The Garda Representative Association has announced it will not be inviting Minister for Justice Alan Shatter to address its annual conference next month.
It is the first time any garda association has not invited the minister to its annual delegate conference.
The GRA did not invite Michael McDowell when he was minister to speak at its conference, but he was invited to the event.
The association said it was not prepared to extend an invitation to Minister Shatter as it had already voted no confidence in him.
Earlier, Minister Shatter sanctioned disciplinary action be taken against four garda sergeants, who twice walked out of their association's annual conference this week.
On RTÉ's Drivetime, the minister said he would not comment on the disciplinary proceedings, but said he did not think the passing of no confidence motions was appropriate for members of a disciplined force.
The four garda sergeants staged walkouts before the minister's address and Garda Commissioner Martin Callinan's address to the meeting of the Association of Garda Sergeants and Inspectors in Sligo.
They also said they had no confidence in Commissioner Callinan, who was infuriated by the comments.
The delegates, who were representing sergeants and inspectors in Kilkenny and Carlow, said they were mandated to do so by their members.
The four are due to appear before an assistant commissioner at the Garda College in Templemore tomorrow and a disciplinary board is expected to be set up.

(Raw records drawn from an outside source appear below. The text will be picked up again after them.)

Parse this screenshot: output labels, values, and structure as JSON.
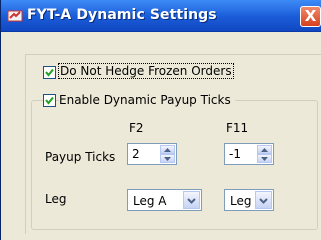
{
  "window": {
    "title": "FYT-A Dynamic Settings",
    "close_label": "X"
  },
  "options": {
    "do_not_hedge_label": "Do Not Hedge Frozen Orders",
    "do_not_hedge_checked": true,
    "enable_dynamic_label": "Enable Dynamic Payup Ticks",
    "enable_dynamic_checked": true
  },
  "grid": {
    "col1_header": "F2",
    "col2_header": "F11",
    "row_payup_label": "Payup Ticks",
    "row_leg_label": "Leg",
    "payup_f2": "2",
    "payup_f11": "-1",
    "leg_f2": "Leg A",
    "leg_f11": "Leg B"
  },
  "icons": {
    "app": "app-icon",
    "checkbox": "check-icon",
    "spin_up": "arrow-up-icon",
    "spin_down": "arrow-down-icon",
    "dropdown": "chevron-down-icon",
    "close": "close-icon"
  },
  "colors": {
    "titlebar": "#1a5bd8",
    "close_button": "#d6401f",
    "check": "#21a121",
    "dialog_bg": "#ece9d8"
  }
}
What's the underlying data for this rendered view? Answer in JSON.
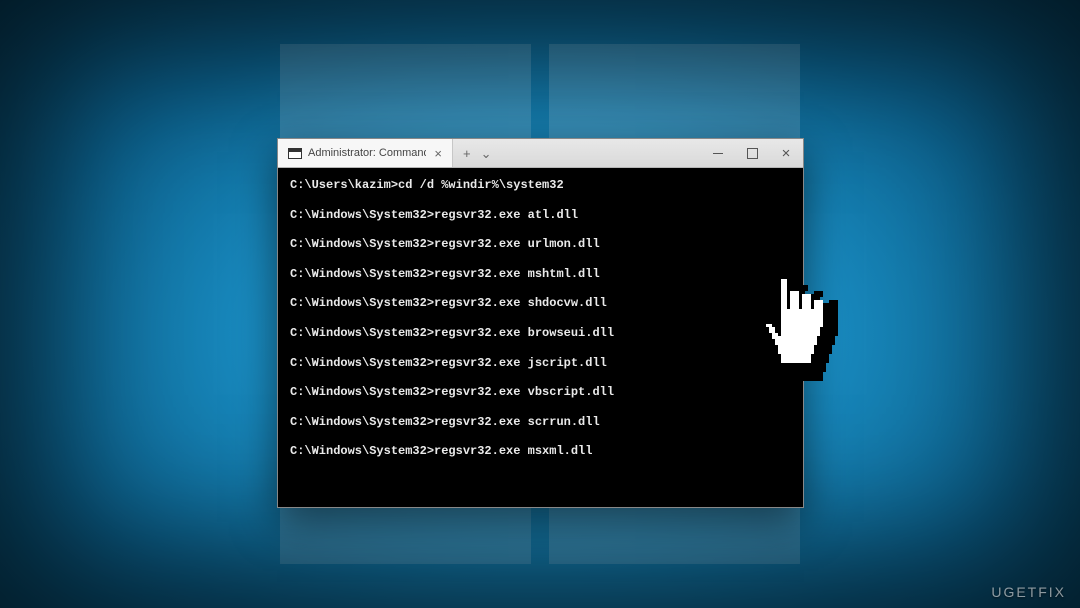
{
  "window": {
    "tab_title": "Administrator: Command Prom",
    "tab_close_glyph": "×",
    "new_tab_glyph": "+",
    "dropdown_glyph": "⌄",
    "close_glyph": "×"
  },
  "terminal": {
    "lines": [
      "C:\\Users\\kazim>cd /d %windir%\\system32",
      "C:\\Windows\\System32>regsvr32.exe atl.dll",
      "C:\\Windows\\System32>regsvr32.exe urlmon.dll",
      "C:\\Windows\\System32>regsvr32.exe mshtml.dll",
      "C:\\Windows\\System32>regsvr32.exe shdocvw.dll",
      "C:\\Windows\\System32>regsvr32.exe browseui.dll",
      "C:\\Windows\\System32>regsvr32.exe jscript.dll",
      "C:\\Windows\\System32>regsvr32.exe vbscript.dll",
      "C:\\Windows\\System32>regsvr32.exe scrrun.dll",
      "C:\\Windows\\System32>regsvr32.exe msxml.dll"
    ]
  },
  "watermark": "UGETFIX"
}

They could face a range of sanctions including fines, suspension and a reduction in rank.
AGSI General Secretary John Redmond has described the threat of sanctions against the delegates as outrageous.
He said they were mandated to act in the way that they did and had no option but to reflect the views of the sergeants and inspectors they represent.
Mr Redmond also said that the association has legal teams and would defend the four men as it would any members caught in a legal situation.
He said it was not a positive step and would not endear them to the commissioner or senior garda management if they "prodded the hornets' nest".
Commissioner Callinan has said the incidents should not have happened.
He said that showing disrespect to the minister for justice and the commissioner of the day was not on.
The AGSI held a closed session in conference this morning.
Callinan criticises AGSI comments on Donohoe death
The Garda Commissioner also strongly criticised comments made at the AGSI conference in relation to the murder of Detective Garda Adrian Donohoe.
Det Garda Donohoe was shot dead outside a credit union in Lordship in Co Louth in January.
Commissioner Callinan said that anyone equipped with the salient facts about the murder would quickly realise an Uzi submachine gun would not have made the slightest bit of difference.
He described the comments as inappropriate, particularly since the detective's family and colleagues were still grieving his loss.
Inspector Walter Kilcullen yesterday claimed that Det Garda Donohoe might still be alive if the Uzi submachine gun had not been withdrawn.
Separately, Commissioner Callinan said he was considering turning the Regional Support Units into permanently armed units, as there was a constant need for full-time armed gardaí in larger districts, such as Limerick.
He also warned the AGSI and the GRA not to send out circulars telling members not to report for duty, as it was the role of senior officers, not the representative associations, to direct gardaí.
Elsewhere, members of the Garda Representative Association will protest outside the Department of the Taoiseach today about proposed pay cuts.